Tuesday, January 5, 2010

Everything in my life is big

This post was contributed by guest blogger of the week, Jeffrey Keenan.

Everything in my life is big. My first apartment in New York City was (is) a two-bedroom in Chelsea. My personal (and amazing) recipe for Macaroni & Cheese easily feeds six people (unless one of them is Jason Bowcutt and then it feeds, um, well, only, um, Jason Bowcutt). A single pair of my pants alone could easily house as many as three different Vietnamese families.

Everything in my life is big.

The first show I produced so many years ago began production with a budget of nearly $30,000. At the time, being a na├»ve, first-time producer/director, I assumed that amount was entirely logical. Hell, I’d heard that some Broadway shows were costing into the seven figures back then (the mid 90s) so $30K was a drop in the proverbial bucket.

Except that I didn’t have $30K. I didn’t have anything close to $30K. At the time, I was working as that pathetic voice you’d get in the morning when you called to complain that your Washington Post landed in a puddle and was unreadable, or you were going on vacation and didn’t want newspapers piling up outside your front door, or perhaps the damn thing didn’t even come at all. I was that shlub you screamed at at 6:30 in the morning. And for that wonderful abuse, I was paid $12 an hour.

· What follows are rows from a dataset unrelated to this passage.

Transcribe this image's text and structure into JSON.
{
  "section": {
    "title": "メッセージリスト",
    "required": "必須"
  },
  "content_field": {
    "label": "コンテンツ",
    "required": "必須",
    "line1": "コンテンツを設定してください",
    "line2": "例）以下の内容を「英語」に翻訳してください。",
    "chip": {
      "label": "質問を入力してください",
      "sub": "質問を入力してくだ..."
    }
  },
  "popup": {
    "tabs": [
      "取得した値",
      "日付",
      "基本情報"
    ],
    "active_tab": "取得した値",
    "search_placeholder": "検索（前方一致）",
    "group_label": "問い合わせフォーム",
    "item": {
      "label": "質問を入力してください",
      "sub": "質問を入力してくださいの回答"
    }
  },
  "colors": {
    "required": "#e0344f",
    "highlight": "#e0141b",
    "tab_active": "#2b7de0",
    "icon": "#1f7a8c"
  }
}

Not having the capital to throw at the show from my own life (I'm from very humble beginnings in rural Ohio: Dad, a pastor; Mom, a substitute teacher), and having no formal training in business (I got a BA from one of those small, pricey private Ohio colleges for which I’m still paying back loans), I did the only thing I could: I decided to pay the damn thing off on the back end.

A business decision like this would only be made by a very, very stupid person or an incredibly optimistic one. Luckily I qualified as both. "Paying on the back end" is the process of using the profits of the show to pay for it. If you can't immediately see the flaws in that plan, send me an email and I'll enumerate them for you. The first show I produced in DC was called Party: an amusing one-act excuse to get seven naked men together on stage.

DC was, and still is, a rather conservative cultural town and no one at that time had ever seen seven penises gathered in one place at the same time outside of DC’s notorious gay strip clubs and the occasional Republican Congressman’s house party. It was my fervent belief that the impressively sized gay population of DC would support theater if it A) made them laugh and B) made them hard.

Turns out I was right.

I started advertising the show six months from its opening date. I begged, borrowed and stole from everyone I knew to get the barest minimum of cash together to put a deposit on the theater and to buy the materials for the set. I believe I didn’t pay rent on my apartment for three or four months prior to opening (luckily, one of those impressively sized gay DCers happened to be my landlord). Another friend had just started an event ticketing company and he was anxious for clients so I signed him up immediately. With the ticketing work and patron care spoken for, I concentrated on publicizing and producing the show.

The DC gay press let me set up business accounts to charge my full and half page ads, one of which I ran every single week three months prior to opening. I convinced The Washington Post to do a news story about this young, gay upstart (me) bringing liberal gay theater to DC. I got local bars to promote the show and pay for personal appearances of the cast. During the gay pride march of 1997, I convinced one of the buildings along Dupont Circle to allow me, just for the day, to hang a huge promotional poster of my mostly nude cast that could be seen for blocks. I borrowed a friend’s sports car and rode the scantily clad boys through the parade route handing out thousands of postcards. And somehow, the show opened to a sold-out house on a Friday in late June.

The first check I got from the ticketing vendor the following Thursday was for nearly $18,000. And we were sold out solid for the first six weeks. The show ran a total of fourteen weeks before we closed it for another show already contracted to come into the space. It grossed a total of just over $160,000. And in Washington DC in 1997, I paid my actors $300 a week.

Never let anyone tell you it can’t be done. While this story reflects a lot of luck and a huge amount of hard work, it’s still ample evidence that there is no reason on the face of this earth why you can’t work to make your shows happen. Money is a minor obstacle. Faith in yourself is a vastly larger one.

As a betting man, I’m pretty sure you can do it. If you’re willing to do it. (And you have enough actor friends who don’t mind getting naked.)

Question of the Blog: How important do you think audience response is to your goal?

Coming Soon: Rough Waters Ahead!



  1. A good example of how "not knowing any better" can sometimes lead to the most success. Sometimes the most used best practices are also the most tired and a fresh unfettered approach can often lead to untapped resources and audiences. Thank you for this.

  2. One Crack and Cheese casserole is simply not enough for Jason Bowcutt. There better be some Apple Cobbler to follow it up!!!!!!!!!!